Or to cut a little:
On October 12th, in conversation with a voter forever to be known as Joe the Plumber, Obama gave one of his fullest summaries of his tax plan. After explaining how Joe could benefit from it, whether or not he achieves his dream of owning his own plumbing business, Obama added casually, “I think that when you spread the wealth around, it’s good for everybody.” McCain and Palin have been quoting this remark ever since, offering it as prima-facie evidence of Obama’s unsuitability for office. Of course, all taxes are redistributive, in that they redistribute private resources for public purposes. But the federal income tax is (downwardly) redistributive as a matter of principle: however slightly, it softens the inequalities that are inevitable in a market economy, and it reflects the belief that the wealthy have a proportionately greater stake in the material aspects of the social order and, therefore, should give that order proportionately more material support. McCain himself probably shares this belief, and there was a time when he was willing to say so. During the 2000 campaign, on MSNBC’s “Hardball,” a young woman asked him why her father, a doctor, should be “penalized” by being “in a huge tax bracket.” McCain replied that “wealthy people can afford more” and that “the very wealthy, because they can afford tax lawyers and all kinds of loopholes, really don’t pay nearly as much as you think they do.” The exchange continued:
YOUNG WOMAN: Are we getting closer and closer to, like, socialism and stuff?. . .MCCAIN: Here’s what I really believe: That when you reach a certain level of comfort, there’s nothing wrong with paying somewhat more.

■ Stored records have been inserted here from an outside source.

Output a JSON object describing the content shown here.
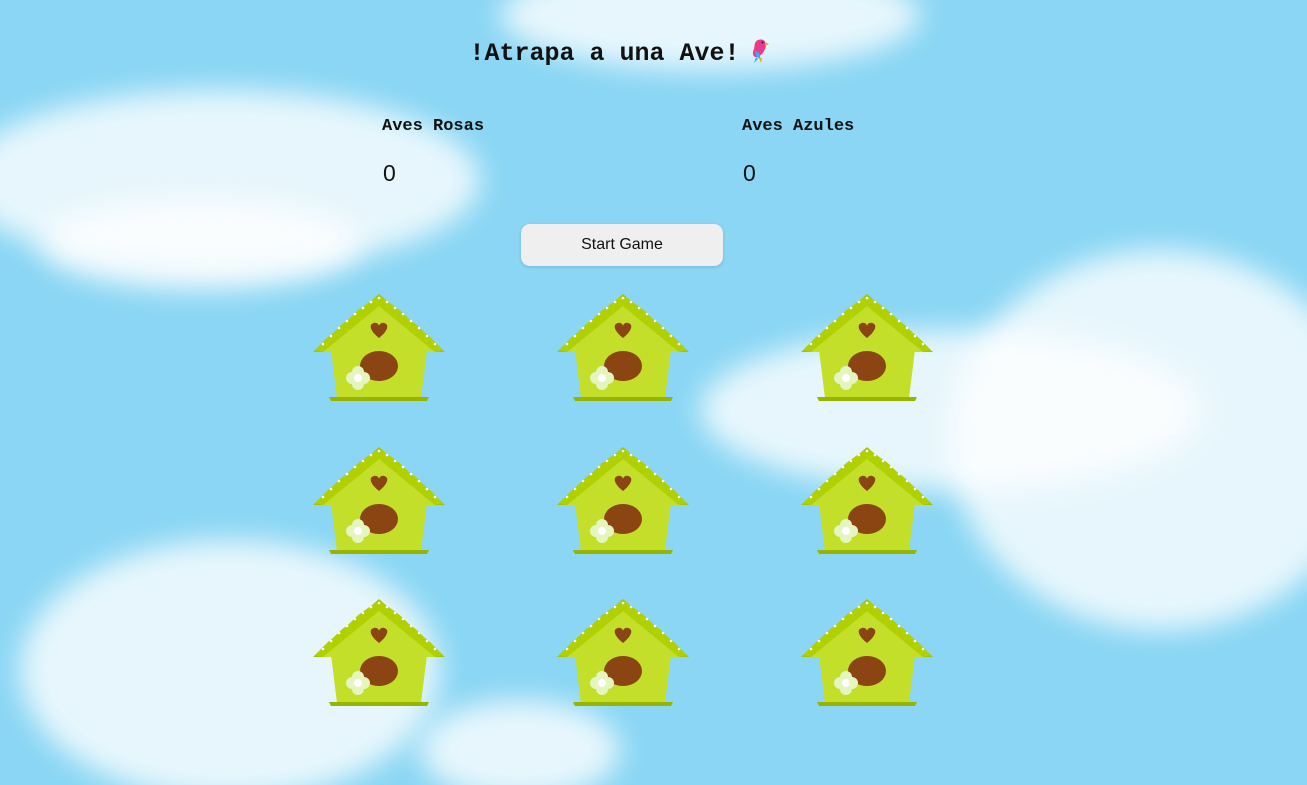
{
  "game": {
    "title": "!Atrapa a una Ave!",
    "title_icon": "parrot-icon"
  },
  "scoreboard": {
    "pink": {
      "label": "Aves Rosas",
      "score": "0"
    },
    "blue": {
      "label": "Aves Azules",
      "score": "0"
    }
  },
  "controls": {
    "start_label": "Start Game"
  },
  "holes": {
    "count": 9,
    "icon": "birdhouse-icon"
  },
  "colors": {
    "sky": "#8ad6f4",
    "house_body": "#c3df2a",
    "house_roof": "#a3c400",
    "house_hole": "#8b4513",
    "button_bg": "#efefef"
  }
}
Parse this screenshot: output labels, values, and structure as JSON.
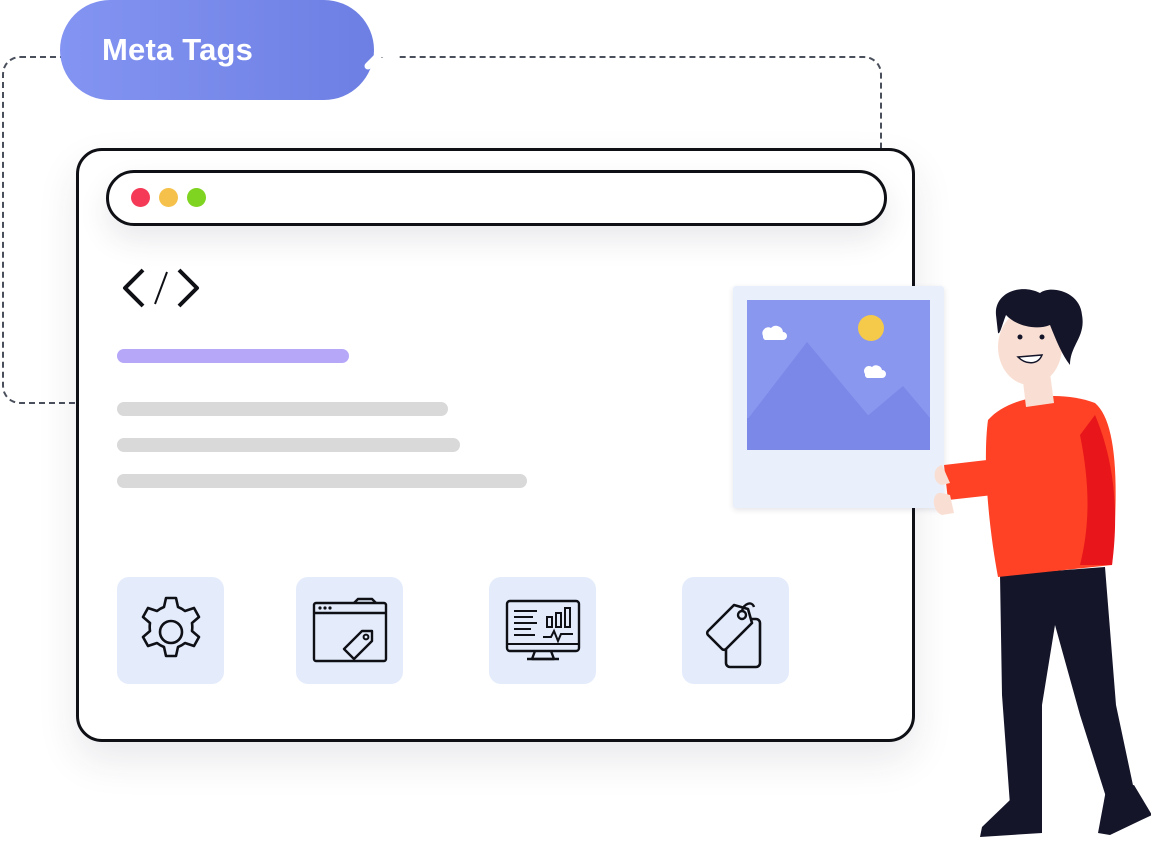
{
  "search_pill": {
    "label": "Meta Tags",
    "icon": "search-icon"
  },
  "browser": {
    "window_controls": [
      "close-dot",
      "minimize-dot",
      "maximize-dot"
    ],
    "code_icon": "code-icon",
    "feature_icons": [
      "gear-icon",
      "webpage-tag-icon",
      "analytics-monitor-icon",
      "price-tags-icon"
    ]
  },
  "colors": {
    "pill_gradient_start": "#8394f2",
    "pill_gradient_end": "#6d7fe3",
    "title_bar": "#b6a7f9",
    "text_bar": "#d9d9d9",
    "tile_bg": "#e4ecfc",
    "dot_red": "#f43a57",
    "dot_yellow": "#f5c14a",
    "dot_green": "#7fd321",
    "shirt": "#ff4225",
    "pants": "#15152a",
    "picture_sky": "#8a97ef"
  }
}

And whoop--there it is.
(Edit--I think my cut-n-paster & proofreading skillz must have been off last night--I already linked to a Youtube of that scene. But, uh, click the link, Sarah Palin's a darn, dirty socialist, too.)